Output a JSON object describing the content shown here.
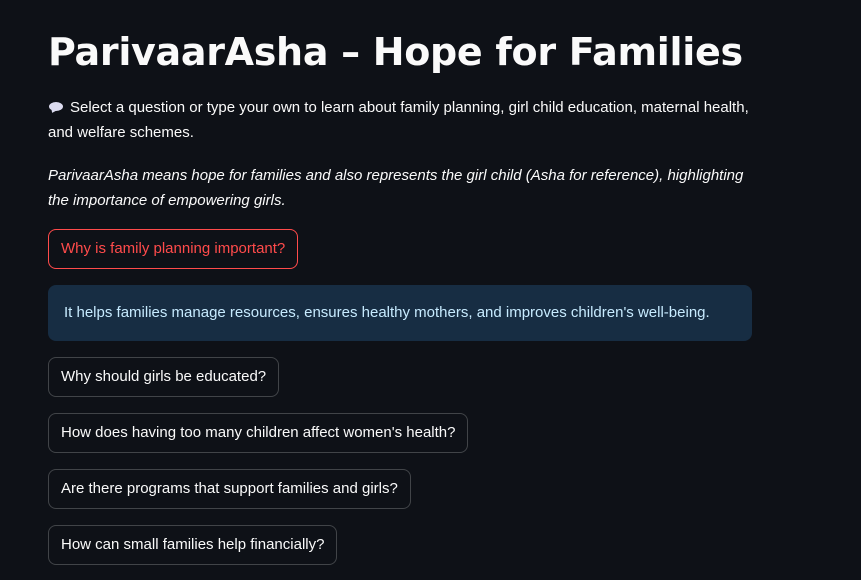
{
  "page": {
    "title": "ParivaarAsha – Hope for Families",
    "intro": "Select a question or type your own to learn about family planning, girl child education, maternal health, and welfare schemes.",
    "intro_icon": "speech-bubble-icon",
    "meaning": "ParivaarAsha means hope for families and also represents the girl child (Asha for reference), highlighting the importance of empowering girls."
  },
  "questions": [
    {
      "label": "Why is family planning important?",
      "selected": true
    },
    {
      "label": "Why should girls be educated?",
      "selected": false
    },
    {
      "label": "How does having too many children affect women's health?",
      "selected": false
    },
    {
      "label": "Are there programs that support families and girls?",
      "selected": false
    },
    {
      "label": "How can small families help financially?",
      "selected": false
    }
  ],
  "answer": {
    "text": "It helps families manage resources, ensures healthy mothers, and improves children's well-being."
  },
  "colors": {
    "background": "#0e1117",
    "accent": "#ff4b4b",
    "info_background": "#172d43",
    "info_text": "#c7ebff"
  }
}
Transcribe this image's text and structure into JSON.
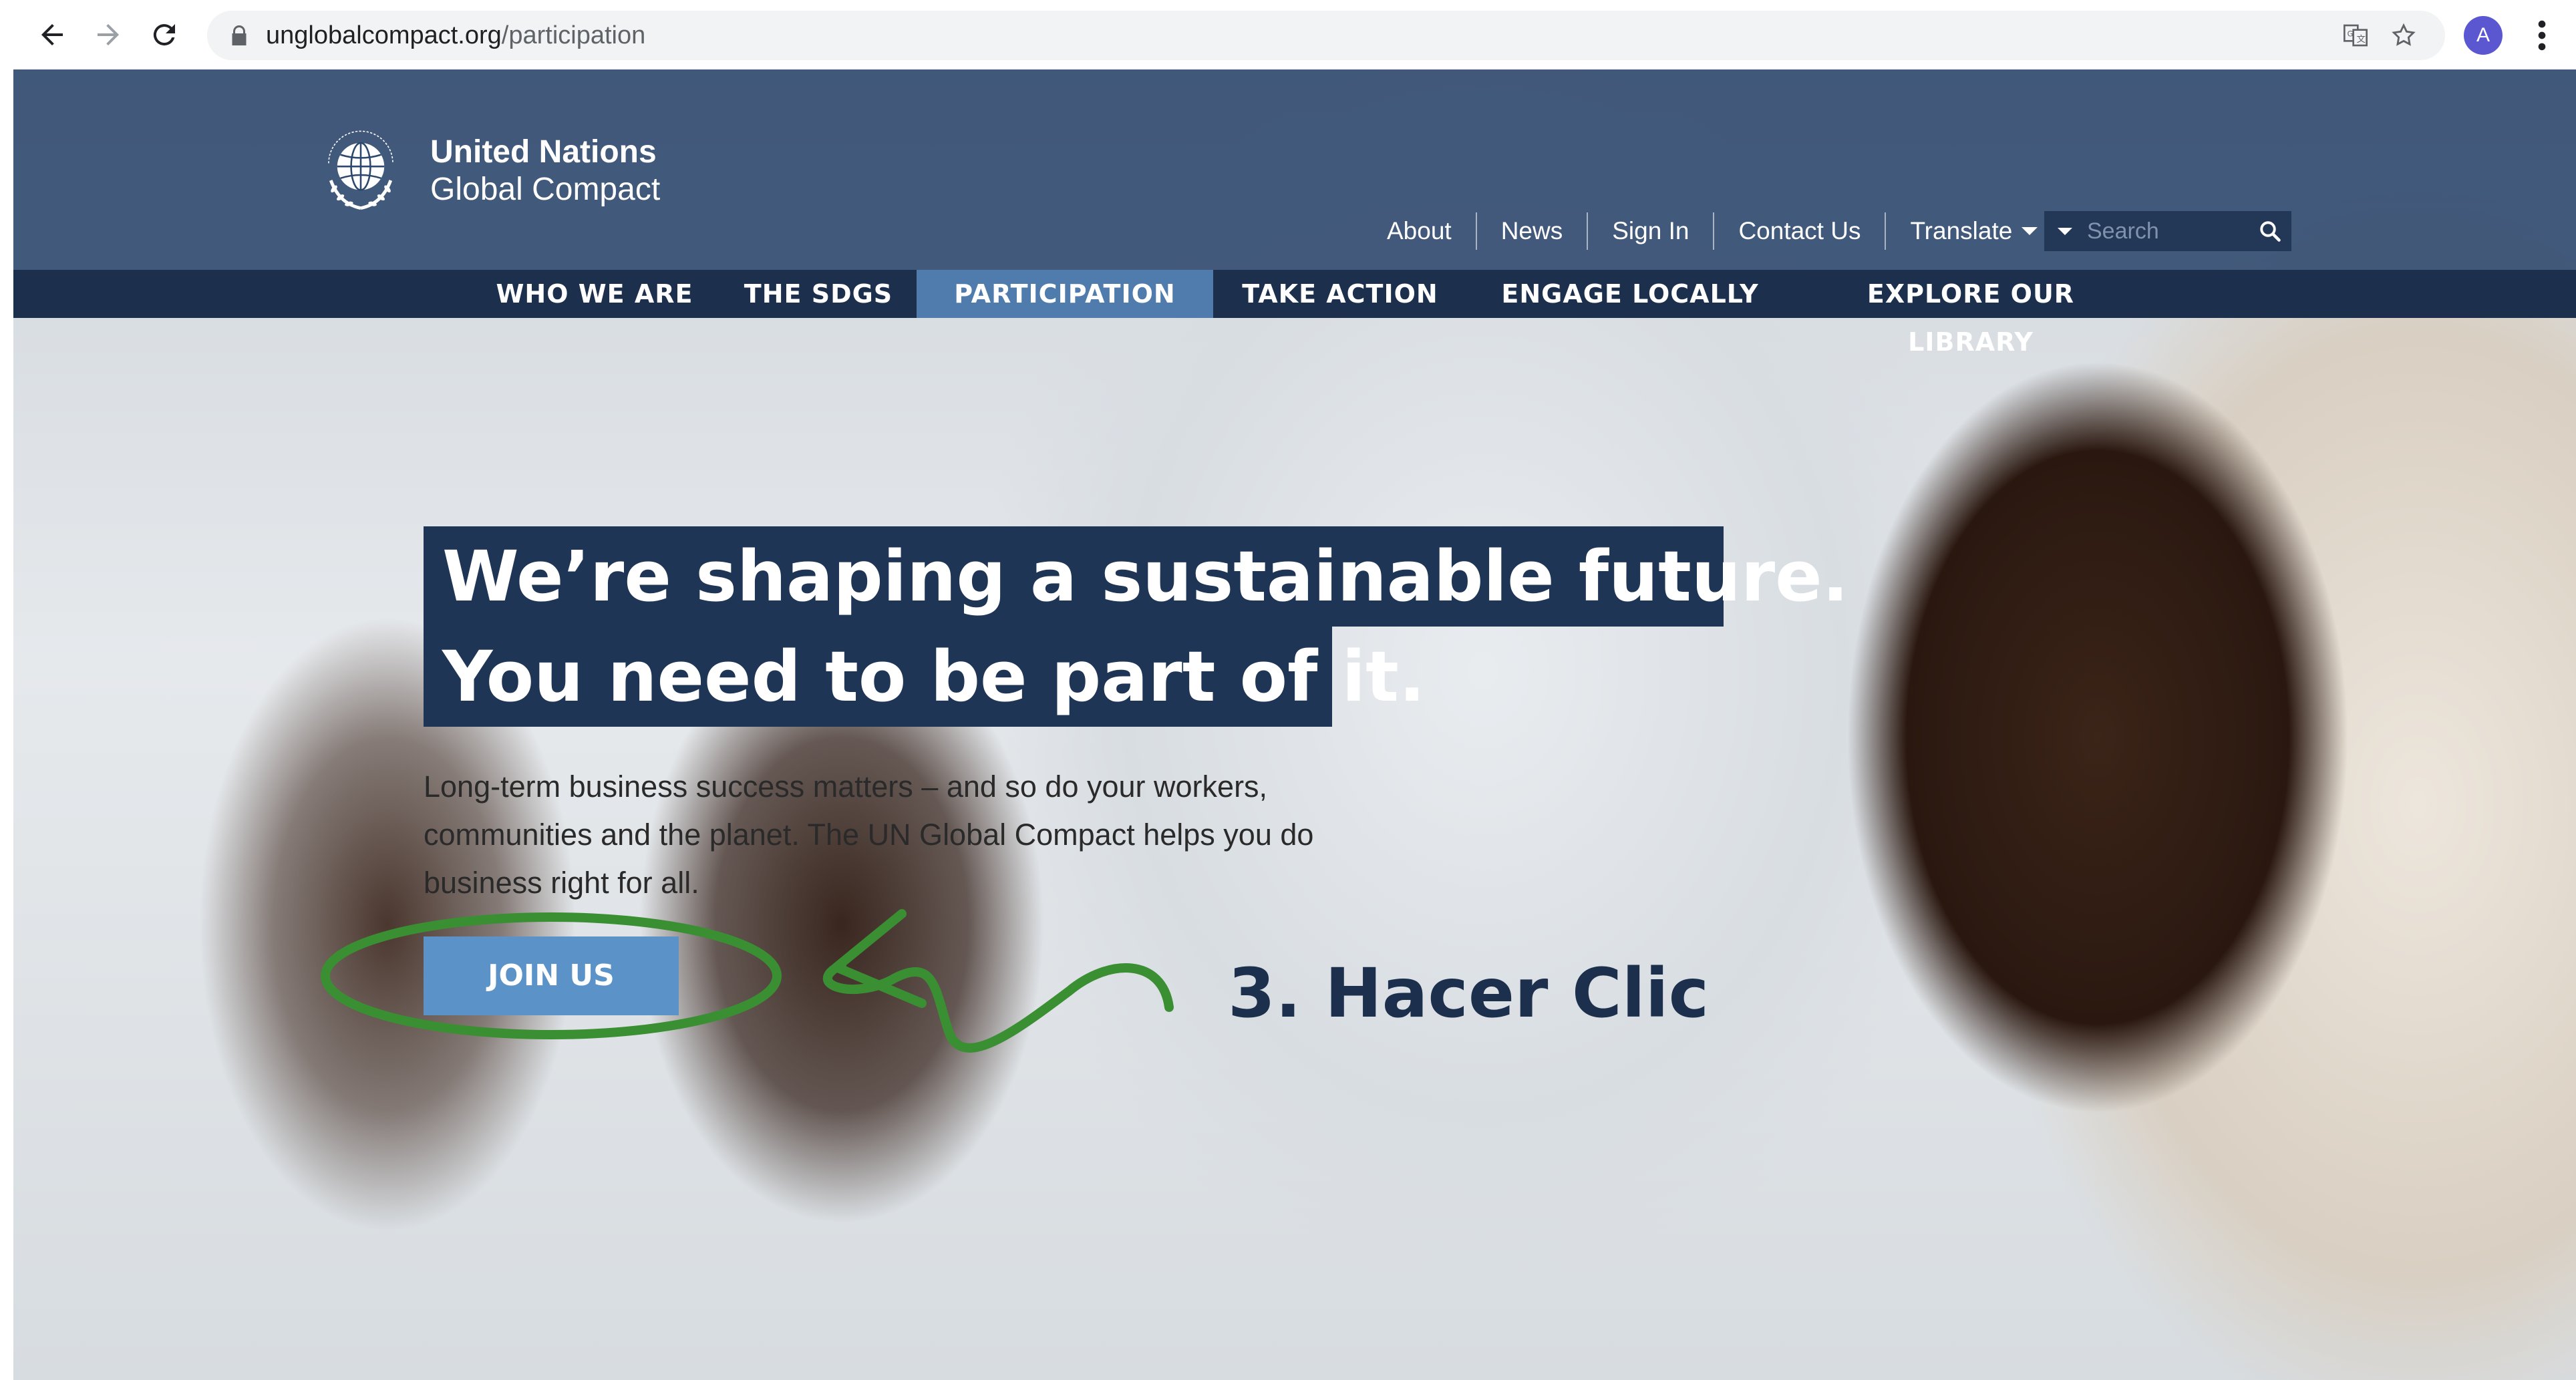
{
  "browser": {
    "url_domain": "unglobalcompact.org",
    "url_path": "/participation",
    "profile_initial": "A",
    "icons": [
      "back-arrow-icon",
      "forward-arrow-icon",
      "reload-icon",
      "lock-icon",
      "translate-page-icon",
      "bookmark-star-icon",
      "kebab-menu-icon"
    ]
  },
  "header": {
    "logo_line1": "United Nations",
    "logo_line2": "Global Compact",
    "util_links": [
      "About",
      "News",
      "Sign In",
      "Contact Us"
    ],
    "translate_label": "Translate",
    "search_placeholder": "Search"
  },
  "main_nav": {
    "items": [
      "WHO WE ARE",
      "THE SDGS",
      "PARTICIPATION",
      "TAKE ACTION",
      "ENGAGE LOCALLY",
      "EXPLORE OUR LIBRARY"
    ],
    "active": "PARTICIPATION"
  },
  "hero": {
    "headline_line1": "We’re shaping a sustainable future.",
    "headline_line2": "You need to be part of it.",
    "body_line1": "Long-term business success matters – and so do your workers,",
    "body_line2": "communities and the planet. The UN Global Compact helps you do",
    "body_line3": "business right for all.",
    "cta_label": "JOIN US"
  },
  "annotation": {
    "label": "3. Hacer Clic",
    "color": "#3b8f33"
  },
  "colors": {
    "header_bg": "#2c476c",
    "nav_bg": "#1c2f4c",
    "nav_active": "#4f7cac",
    "cta_bg": "#5b93c8",
    "headline_bg": "#1f3556"
  }
}
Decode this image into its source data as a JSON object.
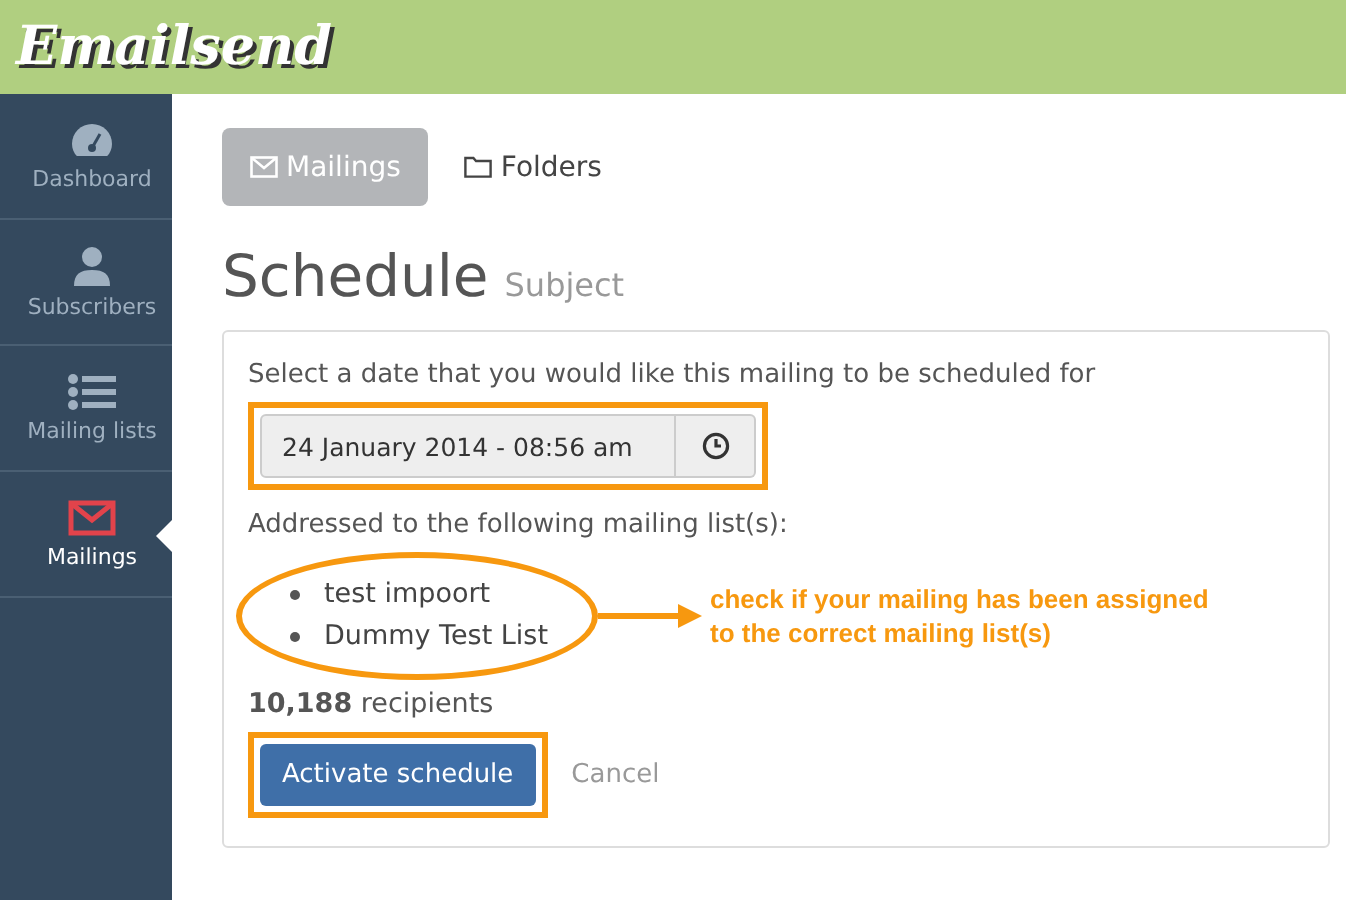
{
  "header": {
    "logo": "Emailsend"
  },
  "sidebar": {
    "items": [
      {
        "label": "Dashboard",
        "selected": false
      },
      {
        "label": "Subscribers",
        "selected": false
      },
      {
        "label": "Mailing lists",
        "selected": false
      },
      {
        "label": "Mailings",
        "selected": true
      }
    ]
  },
  "tabs": [
    {
      "label": "Mailings",
      "selected": true
    },
    {
      "label": "Folders",
      "selected": false
    }
  ],
  "page": {
    "title": "Schedule",
    "subtitle": "Subject"
  },
  "schedule": {
    "prompt": "Select a date that you would like this mailing to be scheduled for",
    "date_value": "24 January 2014 - 08:56 am",
    "lists_label": "Addressed to the following mailing list(s):",
    "lists": [
      "test impoort",
      "Dummy Test List"
    ],
    "recipients_count": "10,188",
    "recipients_label": "recipients",
    "activate_button": "Activate schedule",
    "cancel_link": "Cancel"
  },
  "annotation": {
    "text": "check if your mailing has been assigned to the correct mailing list(s)"
  }
}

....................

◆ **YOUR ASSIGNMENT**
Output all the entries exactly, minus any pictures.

◆ **OUTPUT FOR THIS TASK**
Output a JSON object describing the content shown here.
{
  "page": {
    "title": "ParivaarAsha – Hope for Families",
    "intro": "Select a question or type your own to learn about family planning, girl child education, maternal health, and welfare schemes.",
    "intro_icon": "speech-bubble-icon",
    "meaning": "ParivaarAsha means hope for families and also represents the girl child (Asha for reference), highlighting the importance of empowering girls."
  },
  "questions": [
    {
      "label": "Why is family planning important?",
      "selected": true
    },
    {
      "label": "Why should girls be educated?",
      "selected": false
    },
    {
      "label": "How does having too many children affect women's health?",
      "selected": false
    },
    {
      "label": "Are there programs that support families and girls?",
      "selected": false
    },
    {
      "label": "How can small families help financially?",
      "selected": false
    }
  ],
  "answer": {
    "text": "It helps families manage resources, ensures healthy mothers, and improves children's well-being."
  },
  "colors": {
    "background": "#0e1117",
    "accent": "#ff4b4b",
    "info_background": "#172d43",
    "info_text": "#c7ebff"
  }
}
Transcribe this image's text and structure into JSON.
{
  "browser": {
    "url_domain": "unglobalcompact.org",
    "url_path": "/participation",
    "profile_initial": "A",
    "icons": [
      "back-arrow-icon",
      "forward-arrow-icon",
      "reload-icon",
      "lock-icon",
      "translate-page-icon",
      "bookmark-star-icon",
      "kebab-menu-icon"
    ]
  },
  "header": {
    "logo_line1": "United Nations",
    "logo_line2": "Global Compact",
    "util_links": [
      "About",
      "News",
      "Sign In",
      "Contact Us"
    ],
    "translate_label": "Translate",
    "search_placeholder": "Search"
  },
  "main_nav": {
    "items": [
      "WHO WE ARE",
      "THE SDGS",
      "PARTICIPATION",
      "TAKE ACTION",
      "ENGAGE LOCALLY",
      "EXPLORE OUR LIBRARY"
    ],
    "active": "PARTICIPATION"
  },
  "hero": {
    "headline_line1": "We’re shaping a sustainable future.",
    "headline_line2": "You need to be part of it.",
    "body_line1": "Long-term business success matters – and so do your workers,",
    "body_line2": "communities and the planet. The UN Global Compact helps you do",
    "body_line3": "business right for all.",
    "cta_label": "JOIN US"
  },
  "annotation": {
    "label": "3. Hacer Clic",
    "color": "#3b8f33"
  },
  "colors": {
    "header_bg": "#2c476c",
    "nav_bg": "#1c2f4c",
    "nav_active": "#4f7cac",
    "cta_bg": "#5b93c8",
    "headline_bg": "#1f3556"
  }
}
Decode this image into its source data as a JSON object.
{
  "header": {
    "logo": "Emailsend"
  },
  "sidebar": {
    "items": [
      {
        "label": "Dashboard",
        "selected": false
      },
      {
        "label": "Subscribers",
        "selected": false
      },
      {
        "label": "Mailing lists",
        "selected": false
      },
      {
        "label": "Mailings",
        "selected": true
      }
    ]
  },
  "tabs": [
    {
      "label": "Mailings",
      "selected": true
    },
    {
      "label": "Folders",
      "selected": false
    }
  ],
  "page": {
    "title": "Schedule",
    "subtitle": "Subject"
  },
  "schedule": {
    "prompt": "Select a date that you would like this mailing to be scheduled for",
    "date_value": "24 January 2014 - 08:56 am",
    "lists_label": "Addressed to the following mailing list(s):",
    "lists": [
      "test impoort",
      "Dummy Test List"
    ],
    "recipients_count": "10,188",
    "recipients_label": "recipients",
    "activate_button": "Activate schedule",
    "cancel_link": "Cancel"
  },
  "annotation": {
    "text": "check if your mailing has been assigned to the correct mailing list(s)"
  }
}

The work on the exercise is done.